§ **WHAT IS EXPECTED**: The complete listing should be restated word for word.
[EXERCISE DATA — start]
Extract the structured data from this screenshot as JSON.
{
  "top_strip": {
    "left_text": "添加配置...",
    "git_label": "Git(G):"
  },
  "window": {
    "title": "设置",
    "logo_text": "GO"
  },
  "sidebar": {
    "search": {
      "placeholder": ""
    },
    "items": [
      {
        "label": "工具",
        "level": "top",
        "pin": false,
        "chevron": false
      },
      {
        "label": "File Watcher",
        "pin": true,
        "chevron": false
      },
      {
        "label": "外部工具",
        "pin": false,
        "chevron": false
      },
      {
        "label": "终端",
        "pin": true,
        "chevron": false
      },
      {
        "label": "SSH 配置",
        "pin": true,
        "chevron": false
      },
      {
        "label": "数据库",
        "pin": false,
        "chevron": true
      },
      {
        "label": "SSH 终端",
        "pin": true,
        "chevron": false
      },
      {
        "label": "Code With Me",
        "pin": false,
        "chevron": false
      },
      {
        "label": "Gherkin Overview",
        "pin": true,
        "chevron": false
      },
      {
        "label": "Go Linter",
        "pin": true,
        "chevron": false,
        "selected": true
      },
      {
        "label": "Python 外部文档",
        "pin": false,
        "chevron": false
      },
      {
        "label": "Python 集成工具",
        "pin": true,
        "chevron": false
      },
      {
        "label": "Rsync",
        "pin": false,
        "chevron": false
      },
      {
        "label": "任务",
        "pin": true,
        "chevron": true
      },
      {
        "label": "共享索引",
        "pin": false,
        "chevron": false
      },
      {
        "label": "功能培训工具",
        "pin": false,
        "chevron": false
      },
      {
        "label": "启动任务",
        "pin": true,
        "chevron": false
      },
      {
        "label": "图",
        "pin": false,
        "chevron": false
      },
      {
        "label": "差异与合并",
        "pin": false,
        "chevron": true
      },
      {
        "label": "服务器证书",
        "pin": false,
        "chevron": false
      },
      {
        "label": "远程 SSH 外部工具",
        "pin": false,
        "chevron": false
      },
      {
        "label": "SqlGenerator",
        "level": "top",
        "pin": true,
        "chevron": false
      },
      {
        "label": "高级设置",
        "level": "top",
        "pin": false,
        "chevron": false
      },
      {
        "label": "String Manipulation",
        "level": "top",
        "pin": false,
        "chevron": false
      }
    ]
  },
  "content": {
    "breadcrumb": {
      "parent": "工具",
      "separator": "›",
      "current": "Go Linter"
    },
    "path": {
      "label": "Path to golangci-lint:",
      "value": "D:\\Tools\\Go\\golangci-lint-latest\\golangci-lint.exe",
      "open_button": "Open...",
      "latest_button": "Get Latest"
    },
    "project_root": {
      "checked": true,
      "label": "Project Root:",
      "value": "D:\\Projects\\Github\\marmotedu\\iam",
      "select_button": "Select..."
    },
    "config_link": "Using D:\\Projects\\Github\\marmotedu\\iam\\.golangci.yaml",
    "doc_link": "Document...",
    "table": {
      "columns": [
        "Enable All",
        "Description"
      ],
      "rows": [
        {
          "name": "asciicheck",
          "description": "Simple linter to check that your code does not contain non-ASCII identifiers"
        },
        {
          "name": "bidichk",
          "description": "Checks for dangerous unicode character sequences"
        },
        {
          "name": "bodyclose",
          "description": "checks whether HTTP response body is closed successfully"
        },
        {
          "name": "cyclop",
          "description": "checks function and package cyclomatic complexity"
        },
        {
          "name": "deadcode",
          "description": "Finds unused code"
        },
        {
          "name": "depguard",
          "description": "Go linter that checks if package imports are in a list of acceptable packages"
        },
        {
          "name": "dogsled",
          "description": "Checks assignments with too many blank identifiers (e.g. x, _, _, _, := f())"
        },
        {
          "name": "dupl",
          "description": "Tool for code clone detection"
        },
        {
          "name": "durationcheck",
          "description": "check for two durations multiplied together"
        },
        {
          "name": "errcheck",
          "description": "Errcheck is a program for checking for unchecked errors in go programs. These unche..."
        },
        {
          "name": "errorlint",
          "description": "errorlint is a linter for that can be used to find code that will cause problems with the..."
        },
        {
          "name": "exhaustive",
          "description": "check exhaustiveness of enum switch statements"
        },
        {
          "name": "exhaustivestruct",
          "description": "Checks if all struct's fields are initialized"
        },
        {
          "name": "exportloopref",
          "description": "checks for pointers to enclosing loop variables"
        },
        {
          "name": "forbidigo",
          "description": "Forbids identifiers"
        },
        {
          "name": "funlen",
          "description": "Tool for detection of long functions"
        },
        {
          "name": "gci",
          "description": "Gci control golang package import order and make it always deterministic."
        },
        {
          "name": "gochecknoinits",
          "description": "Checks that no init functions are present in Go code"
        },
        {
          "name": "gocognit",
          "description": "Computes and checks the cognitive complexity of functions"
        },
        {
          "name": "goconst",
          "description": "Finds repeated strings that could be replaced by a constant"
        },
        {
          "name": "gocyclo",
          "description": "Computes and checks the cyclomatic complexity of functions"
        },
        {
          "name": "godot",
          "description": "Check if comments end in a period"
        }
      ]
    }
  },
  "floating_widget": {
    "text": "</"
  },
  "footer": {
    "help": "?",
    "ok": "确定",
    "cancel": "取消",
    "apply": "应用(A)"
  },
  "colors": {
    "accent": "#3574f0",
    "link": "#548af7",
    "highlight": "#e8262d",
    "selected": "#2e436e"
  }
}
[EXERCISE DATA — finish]
§ **EXPECTED OUTPUT**:
Extract the structured data from this screenshot as JSON.
{
  "top_strip": {
    "left_text": "添加配置...",
    "git_label": "Git(G):"
  },
  "window": {
    "title": "设置",
    "logo_text": "GO"
  },
  "sidebar": {
    "search": {
      "placeholder": ""
    },
    "items": [
      {
        "label": "工具",
        "level": "top",
        "pin": false,
        "chevron": false
      },
      {
        "label": "File Watcher",
        "pin": true,
        "chevron": false
      },
      {
        "label": "外部工具",
        "pin": false,
        "chevron": false
      },
      {
        "label": "终端",
        "pin": true,
        "chevron": false
      },
      {
        "label": "SSH 配置",
        "pin": true,
        "chevron": false
      },
      {
        "label": "数据库",
        "pin": false,
        "chevron": true
      },
      {
        "label": "SSH 终端",
        "pin": true,
        "chevron": false
      },
      {
        "label": "Code With Me",
        "pin": false,
        "chevron": false
      },
      {
        "label": "Gherkin Overview",
        "pin": true,
        "chevron": false
      },
      {
        "label": "Go Linter",
        "pin": true,
        "chevron": false,
        "selected": true
      },
      {
        "label": "Python 外部文档",
        "pin": false,
        "chevron": false
      },
      {
        "label": "Python 集成工具",
        "pin": true,
        "chevron": false
      },
      {
        "label": "Rsync",
        "pin": false,
        "chevron": false
      },
      {
        "label": "任务",
        "pin": true,
        "chevron": true
      },
      {
        "label": "共享索引",
        "pin": false,
        "chevron": false
      },
      {
        "label": "功能培训工具",
        "pin": false,
        "chevron": false
      },
      {
        "label": "启动任务",
        "pin": true,
        "chevron": false
      },
      {
        "label": "图",
        "pin": false,
        "chevron": false
      },
      {
        "label": "差异与合并",
        "pin": false,
        "chevron": true
      },
      {
        "label": "服务器证书",
        "pin": false,
        "chevron": false
      },
      {
        "label": "远程 SSH 外部工具",
        "pin": false,
        "chevron": false
      },
      {
        "label": "SqlGenerator",
        "level": "top",
        "pin": true,
        "chevron": false
      },
      {
        "label": "高级设置",
        "level": "top",
        "pin": false,
        "chevron": false
      },
      {
        "label": "String Manipulation",
        "level": "top",
        "pin": false,
        "chevron": false
      }
    ]
  },
  "content": {
    "breadcrumb": {
      "parent": "工具",
      "separator": "›",
      "current": "Go Linter"
    },
    "path": {
      "label": "Path to golangci-lint:",
      "value": "D:\\Tools\\Go\\golangci-lint-latest\\golangci-lint.exe",
      "open_button": "Open...",
      "latest_button": "Get Latest"
    },
    "project_root": {
      "checked": true,
      "label": "Project Root:",
      "value": "D:\\Projects\\Github\\marmotedu\\iam",
      "select_button": "Select..."
    },
    "config_link": "Using D:\\Projects\\Github\\marmotedu\\iam\\.golangci.yaml",
    "doc_link": "Document...",
    "table": {
      "columns": [
        "Enable All",
        "Description"
      ],
      "rows": [
        {
          "name": "asciicheck",
          "description": "Simple linter to check that your code does not contain non-ASCII identifiers"
        },
        {
          "name": "bidichk",
          "description": "Checks for dangerous unicode character sequences"
        },
        {
          "name": "bodyclose",
          "description": "checks whether HTTP response body is closed successfully"
        },
        {
          "name": "cyclop",
          "description": "checks function and package cyclomatic complexity"
        },
        {
          "name": "deadcode",
          "description": "Finds unused code"
        },
        {
          "name": "depguard",
          "description": "Go linter that checks if package imports are in a list of acceptable packages"
        },
        {
          "name": "dogsled",
          "description": "Checks assignments with too many blank identifiers (e.g. x, _, _, _, := f())"
        },
        {
          "name": "dupl",
          "description": "Tool for code clone detection"
        },
        {
          "name": "durationcheck",
          "description": "check for two durations multiplied together"
        },
        {
          "name": "errcheck",
          "description": "Errcheck is a program for checking for unchecked errors in go programs. These unche..."
        },
        {
          "name": "errorlint",
          "description": "errorlint is a linter for that can be used to find code that will cause problems with the..."
        },
        {
          "name": "exhaustive",
          "description": "check exhaustiveness of enum switch statements"
        },
        {
          "name": "exhaustivestruct",
          "description": "Checks if all struct's fields are initialized"
        },
        {
          "name": "exportloopref",
          "description": "checks for pointers to enclosing loop variables"
        },
        {
          "name": "forbidigo",
          "description": "Forbids identifiers"
        },
        {
          "name": "funlen",
          "description": "Tool for detection of long functions"
        },
        {
          "name": "gci",
          "description": "Gci control golang package import order and make it always deterministic."
        },
        {
          "name": "gochecknoinits",
          "description": "Checks that no init functions are present in Go code"
        },
        {
          "name": "gocognit",
          "description": "Computes and checks the cognitive complexity of functions"
        },
        {
          "name": "goconst",
          "description": "Finds repeated strings that could be replaced by a constant"
        },
        {
          "name": "gocyclo",
          "description": "Computes and checks the cyclomatic complexity of functions"
        },
        {
          "name": "godot",
          "description": "Check if comments end in a period"
        }
      ]
    }
  },
  "floating_widget": {
    "text": "</"
  },
  "footer": {
    "help": "?",
    "ok": "确定",
    "cancel": "取消",
    "apply": "应用(A)"
  },
  "colors": {
    "accent": "#3574f0",
    "link": "#548af7",
    "highlight": "#e8262d",
    "selected": "#2e436e"
  }
}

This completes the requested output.